MUSICAL MEMORY - online book

A System To Cultivate The Musical Memory For Musicians.

Home Main Menu Singing & Playing Order & Order Info Support Search Voucher Codes

Share page  Visit Us On FB

Previous Contents Next
MUSICAL MEMORY.                                               2r
whilst irregularly formed passages, such as Ex. 12, are only retained with much greater difficulty.
39.   Connection Between Visual and Muscular Memory.—In some respects the classification of passages for visual memory bears a resemblance to the classification for muscular memory; in fact, the ultimate analysis of visual memory reduces it to a most delicate form of muscular memory, and its superiority is due to the sensibility and retentiveness of the muscles of the eye. In muscular memory, passages formed upon the exact repetition of a figure, and therefore requiring the repetition of one series of movements, correspond in visual memory to passages formed also upon the exact repetition of a figure, but which, however, must produce a regular pattern with regard to black and white notes.
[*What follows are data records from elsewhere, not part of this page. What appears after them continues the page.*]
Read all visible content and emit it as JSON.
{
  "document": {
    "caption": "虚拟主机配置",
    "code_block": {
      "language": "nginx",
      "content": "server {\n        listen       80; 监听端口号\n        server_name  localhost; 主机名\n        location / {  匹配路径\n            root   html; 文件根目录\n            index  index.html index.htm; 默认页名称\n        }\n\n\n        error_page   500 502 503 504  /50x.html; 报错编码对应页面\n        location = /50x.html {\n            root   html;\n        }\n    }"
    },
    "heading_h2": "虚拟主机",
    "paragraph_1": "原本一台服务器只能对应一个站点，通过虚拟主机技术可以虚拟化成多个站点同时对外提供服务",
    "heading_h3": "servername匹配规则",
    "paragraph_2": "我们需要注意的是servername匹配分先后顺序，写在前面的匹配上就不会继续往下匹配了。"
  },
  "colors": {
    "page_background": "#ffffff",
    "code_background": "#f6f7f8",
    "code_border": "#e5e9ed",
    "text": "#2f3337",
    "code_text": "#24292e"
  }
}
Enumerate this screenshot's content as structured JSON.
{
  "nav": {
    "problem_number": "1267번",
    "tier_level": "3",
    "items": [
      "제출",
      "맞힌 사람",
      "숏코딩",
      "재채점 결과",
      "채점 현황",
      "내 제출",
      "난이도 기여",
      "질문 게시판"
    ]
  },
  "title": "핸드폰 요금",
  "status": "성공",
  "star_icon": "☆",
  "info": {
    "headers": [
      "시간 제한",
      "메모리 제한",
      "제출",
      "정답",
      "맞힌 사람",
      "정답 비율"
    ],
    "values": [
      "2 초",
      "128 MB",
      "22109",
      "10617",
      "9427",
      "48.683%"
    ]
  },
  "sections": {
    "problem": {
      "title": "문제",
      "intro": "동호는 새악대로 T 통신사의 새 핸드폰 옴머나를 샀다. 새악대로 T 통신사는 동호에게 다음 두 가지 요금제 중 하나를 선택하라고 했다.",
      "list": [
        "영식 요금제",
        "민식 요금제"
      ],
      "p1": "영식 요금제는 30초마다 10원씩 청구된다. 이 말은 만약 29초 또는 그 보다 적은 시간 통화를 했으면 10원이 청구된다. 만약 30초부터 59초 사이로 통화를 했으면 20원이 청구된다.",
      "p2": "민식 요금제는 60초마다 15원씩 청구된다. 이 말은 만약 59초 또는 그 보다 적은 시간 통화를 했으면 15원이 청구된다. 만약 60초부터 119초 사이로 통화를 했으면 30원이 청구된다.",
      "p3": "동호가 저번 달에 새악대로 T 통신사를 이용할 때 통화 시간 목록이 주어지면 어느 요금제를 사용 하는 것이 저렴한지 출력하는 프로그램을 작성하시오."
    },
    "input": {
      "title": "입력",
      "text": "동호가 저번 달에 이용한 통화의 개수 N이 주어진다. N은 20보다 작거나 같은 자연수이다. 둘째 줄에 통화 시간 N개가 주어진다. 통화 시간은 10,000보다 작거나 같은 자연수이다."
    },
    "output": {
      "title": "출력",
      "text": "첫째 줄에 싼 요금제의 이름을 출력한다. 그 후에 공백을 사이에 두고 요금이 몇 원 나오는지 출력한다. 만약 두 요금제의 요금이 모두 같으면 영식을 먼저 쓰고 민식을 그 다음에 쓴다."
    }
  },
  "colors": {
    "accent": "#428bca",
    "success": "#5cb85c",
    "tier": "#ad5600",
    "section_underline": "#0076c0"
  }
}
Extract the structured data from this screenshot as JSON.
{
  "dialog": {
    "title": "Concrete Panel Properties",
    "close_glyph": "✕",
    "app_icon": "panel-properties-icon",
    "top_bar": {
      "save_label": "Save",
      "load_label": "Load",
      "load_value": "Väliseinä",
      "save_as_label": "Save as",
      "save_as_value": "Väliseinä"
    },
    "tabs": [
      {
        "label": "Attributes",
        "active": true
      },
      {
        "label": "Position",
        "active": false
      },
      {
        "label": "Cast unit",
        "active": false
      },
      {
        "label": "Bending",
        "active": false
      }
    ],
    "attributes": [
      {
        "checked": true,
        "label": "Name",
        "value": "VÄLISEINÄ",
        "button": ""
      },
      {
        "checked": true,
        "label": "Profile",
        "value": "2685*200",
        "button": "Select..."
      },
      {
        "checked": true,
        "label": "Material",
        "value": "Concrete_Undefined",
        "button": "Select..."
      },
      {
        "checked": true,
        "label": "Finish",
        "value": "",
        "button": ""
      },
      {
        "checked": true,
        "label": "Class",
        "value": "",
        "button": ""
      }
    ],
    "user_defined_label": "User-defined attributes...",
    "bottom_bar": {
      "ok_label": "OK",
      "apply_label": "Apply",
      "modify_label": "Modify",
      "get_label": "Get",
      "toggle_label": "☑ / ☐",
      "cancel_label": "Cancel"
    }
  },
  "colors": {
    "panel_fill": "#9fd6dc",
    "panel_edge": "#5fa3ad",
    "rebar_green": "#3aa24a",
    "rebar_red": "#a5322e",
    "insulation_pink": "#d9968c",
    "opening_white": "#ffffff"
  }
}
Ex. 6 fulfils the requirements of both forms of memory, and would generally, although probably unconsciously, be memorized by both.
40.   Retention of Progressions of Chords.—In considering notes in combination, the irregular dispersion of black and white. notes makes progressions of chords in general, too difficult to be retained merely by the aid of the eye, and other forms of memory will be found more suitable. There are, however, some few instances in which the regular sequence of notes considerably lessens the difficulty. Ex. 16 is a type of such :—
41.   Hitherto we have considered passages which are most easily memorized by this form of memory. We shall now show how it may sometimes be forced into employment in passages which are not specially suited for it, but simply as a result of the employment of what we shall term Visual Control.
42.   Visual Control and Visual Memory.—In piano playing we employ Visual Control when, on account of the special difficulty of a passage, we think that by fixing our attention on the keyboard we are more likely to play the passage with perfect accuracy. It is, however, by no means necessary that on the many occasions on which we employ visual control that we also employ visual memory. A passage may be memorized by the ear and by the intellectual memory, that is, we remember the sound of it and that it is formed upon some chord, or some progression of chords, yet when we reproduce such a passage upon the keyboard we may wish to keep a careful surveillance
Previous Contents Next